By last, foreign currency billing is permitted among tax residents in Colombia for some type of operations, the reinsurance and insurance operations are part of these, so we can issue a foreign currency policy for the export line of business, having said that, we can also make and receive claims payments in foreign currency.
The amicable phase is a recommended alternative to formal proceedings. Under Colombian law, conciliation or mediation hearings before commencing formal proceedings are mandatory. Pre-trial mediation must also be conducted in administrative litigation.
The creditor begins the amicable recovery process by reminding the debtor of the debt owed over the telephone. If this is unsuccessful, through an email or a registered letter the creditor subsequently requests immediate payment of the debt. If the debt is paid, the debtor will not bear the penalty interest, charges nor legal fees.
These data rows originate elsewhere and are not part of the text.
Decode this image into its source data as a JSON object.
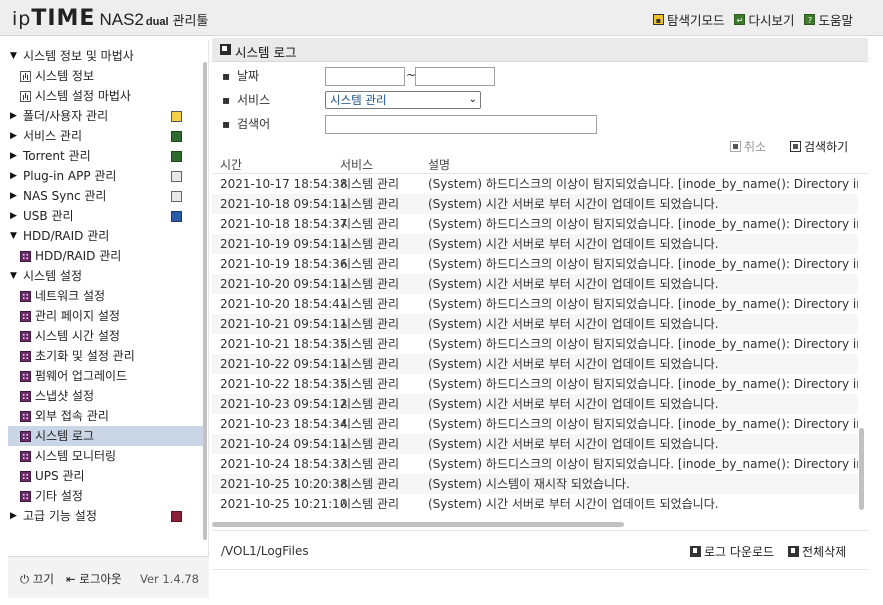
{
  "header": {
    "logo_ip": "ip",
    "logo_time": "TIME",
    "logo_model": "NAS2",
    "logo_dual": "dual",
    "logo_suffix": "관리툴",
    "links": [
      {
        "label": "탐색기모드",
        "icon": "folder-icon"
      },
      {
        "label": "다시보기",
        "icon": "refresh-icon"
      },
      {
        "label": "도움말",
        "icon": "help-icon"
      }
    ]
  },
  "sidebar": {
    "items": [
      {
        "label": "시스템 정보 및 마법사",
        "level": "top",
        "expanded": true
      },
      {
        "label": "시스템 정보",
        "level": "sub",
        "icon": "chart-icon"
      },
      {
        "label": "시스템 설정 마법사",
        "level": "sub",
        "icon": "chart-icon"
      },
      {
        "label": "폴더/사용자 관리",
        "level": "top",
        "expanded": false,
        "icon": "folder-user-icon"
      },
      {
        "label": "서비스 관리",
        "level": "top",
        "expanded": false,
        "icon": "service-icon"
      },
      {
        "label": "Torrent 관리",
        "level": "top",
        "expanded": false,
        "icon": "torrent-icon"
      },
      {
        "label": "Plug-in APP 관리",
        "level": "top",
        "expanded": false,
        "icon": "plugin-icon"
      },
      {
        "label": "NAS Sync 관리",
        "level": "top",
        "expanded": false,
        "icon": "sync-icon"
      },
      {
        "label": "USB 관리",
        "level": "top",
        "expanded": false,
        "icon": "usb-icon"
      },
      {
        "label": "HDD/RAID 관리",
        "level": "top",
        "expanded": true
      },
      {
        "label": "HDD/RAID 관리",
        "level": "sub",
        "icon": "disk-icon"
      },
      {
        "label": "시스템 설정",
        "level": "top",
        "expanded": true
      },
      {
        "label": "네트워크 설정",
        "level": "sub",
        "icon": "settings-icon"
      },
      {
        "label": "관리 페이지 설정",
        "level": "sub",
        "icon": "settings-icon"
      },
      {
        "label": "시스템 시간 설정",
        "level": "sub",
        "icon": "settings-icon"
      },
      {
        "label": "초기화 및 설정 관리",
        "level": "sub",
        "icon": "settings-icon"
      },
      {
        "label": "펌웨어 업그레이드",
        "level": "sub",
        "icon": "settings-icon"
      },
      {
        "label": "스냅샷 설정",
        "level": "sub",
        "icon": "settings-icon"
      },
      {
        "label": "외부 접속 관리",
        "level": "sub",
        "icon": "settings-icon"
      },
      {
        "label": "시스템 로그",
        "level": "sub",
        "icon": "settings-icon",
        "selected": true
      },
      {
        "label": "시스템 모니터링",
        "level": "sub",
        "icon": "settings-icon"
      },
      {
        "label": "UPS 관리",
        "level": "sub",
        "icon": "settings-icon"
      },
      {
        "label": "기타 설정",
        "level": "sub",
        "icon": "settings-icon"
      },
      {
        "label": "고급 기능 설정",
        "level": "top",
        "expanded": false,
        "icon": "advanced-icon"
      }
    ],
    "footer": {
      "power_label": "끄기",
      "logout_label": "로그아웃",
      "version": "Ver 1.4.78"
    }
  },
  "main": {
    "title": "시스템 로그",
    "filters": {
      "date_label": "날짜",
      "date_from": "",
      "date_sep": "~",
      "date_to": "",
      "service_label": "서비스",
      "service_selected": "시스템 관리",
      "search_label": "검색어",
      "search_value": ""
    },
    "actions": {
      "cancel_label": "취소",
      "search_label": "검색하기"
    },
    "columns": [
      "시간",
      "서비스",
      "설명"
    ],
    "rows": [
      [
        "2021-10-17 18:54:38",
        "시스템 관리",
        "(System) 하드디스크의 이상이 탐지되었습니다. [inode_by_name(): Directory index"
      ],
      [
        "2021-10-18 09:54:11",
        "시스템 관리",
        "(System) 시간 서버로 부터 시간이 업데이트 되었습니다."
      ],
      [
        "2021-10-18 18:54:37",
        "시스템 관리",
        "(System) 하드디스크의 이상이 탐지되었습니다. [inode_by_name(): Directory index"
      ],
      [
        "2021-10-19 09:54:11",
        "시스템 관리",
        "(System) 시간 서버로 부터 시간이 업데이트 되었습니다."
      ],
      [
        "2021-10-19 18:54:36",
        "시스템 관리",
        "(System) 하드디스크의 이상이 탐지되었습니다. [inode_by_name(): Directory index"
      ],
      [
        "2021-10-20 09:54:11",
        "시스템 관리",
        "(System) 시간 서버로 부터 시간이 업데이트 되었습니다."
      ],
      [
        "2021-10-20 18:54:41",
        "시스템 관리",
        "(System) 하드디스크의 이상이 탐지되었습니다. [inode_by_name(): Directory index"
      ],
      [
        "2021-10-21 09:54:11",
        "시스템 관리",
        "(System) 시간 서버로 부터 시간이 업데이트 되었습니다."
      ],
      [
        "2021-10-21 18:54:35",
        "시스템 관리",
        "(System) 하드디스크의 이상이 탐지되었습니다. [inode_by_name(): Directory index"
      ],
      [
        "2021-10-22 09:54:11",
        "시스템 관리",
        "(System) 시간 서버로 부터 시간이 업데이트 되었습니다."
      ],
      [
        "2021-10-22 18:54:35",
        "시스템 관리",
        "(System) 하드디스크의 이상이 탐지되었습니다. [inode_by_name(): Directory index"
      ],
      [
        "2021-10-23 09:54:12",
        "시스템 관리",
        "(System) 시간 서버로 부터 시간이 업데이트 되었습니다."
      ],
      [
        "2021-10-23 18:54:34",
        "시스템 관리",
        "(System) 하드디스크의 이상이 탐지되었습니다. [inode_by_name(): Directory index"
      ],
      [
        "2021-10-24 09:54:11",
        "시스템 관리",
        "(System) 시간 서버로 부터 시간이 업데이트 되었습니다."
      ],
      [
        "2021-10-24 18:54:33",
        "시스템 관리",
        "(System) 하드디스크의 이상이 탐지되었습니다. [inode_by_name(): Directory index"
      ],
      [
        "2021-10-25 10:20:38",
        "시스템 관리",
        "(System) 시스템이 재시작 되었습니다."
      ],
      [
        "2021-10-25 10:21:10",
        "시스템 관리",
        "(System) 시간 서버로 부터 시간이 업데이트 되었습니다."
      ]
    ],
    "footer": {
      "path": "/VOL1/LogFiles",
      "download_label": "로그 다운로드",
      "delete_all_label": "전체삭제"
    }
  }
}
When the debt is certain and undisputed (such is the case for a bill of exchange), the creditor can initiate summary proceedings to obtain a payment order. The debtor must comply with the decision within 10 days or submit a defence.
The debtor must be notified through a writ that the judge has authorized the proceedings. The debtor must then answer the claim within 20 days. If the debtor fails to do so, the judge can render a default judgment depriving the defendant from their right to appeal. Otherwise, the court will invite the parties to attend a mediation proceeding in order to reach an agreement. If an agreement cannot be reached, the parties will present their arguments and evidences. Afterwards, the court will render a decision.
In principle, first instance decisions ought to be rendered within a year, while Courts of Appeal will render these within an additional six months period of time. Nevertheless, in practice, Colombian courts are unreliable, and it can take up to five years to obtain a first instance ruling and ten years for a full disputed lawsuit.
Enforcement of a Legal Decision
Domestic judgments become enforceable when all venues of appeal have been exhausted. Compulsory enforcement occurs through the seizure and auctioning of the debtor’s assets. Nevertheless, collection of the debt from a third party is possible through a garnishment order.
For foreign awards, domestic courts will normally enforce them provided that they have been recognized by the Supreme Court through the exequatur procedure. Colombian courts will not recognize foreign decisions issued in countries which do not recognize Colombian decisions.
Insolvency proceedings in Colombia are ruled by the 2006 Colombian Insolvency Act, which sets out reorganizations proceedings and judicial liquidation proceedings.
In cases of insolvency or bankruptcy, the process must be filed with the Superintendencia de Sociedades with the requirements of the law 1116 of 2006. The case will then be assigned to an agent or liquidator, according to the situation of the debtor company.
Out-of Court proceedings
Debtors may discuss debt restructuration agreements with their creditors before becoming insolvent. The final agreement must be validated by an insolvency judge.
The proceedings start by filling of a petition by the debtor, one or more of the creditors, or by the Superintendent. If admitted, the debtor is deemed insolvent and all enforcement claims are stayed. The reorganization plan is submitted by the debtor, and the creditors and the judge must approve it. The court may designate a “promoter” in order to manage the business.
This occurs as a result of a failure to reach a reorganization compromise, or when the debtor has failed to abide by the negotiated terms. It can be requested by the debtor and the creditors. A liquidator is appointed to establish a list of creditors’ claims and to manage the estate’s liquidation.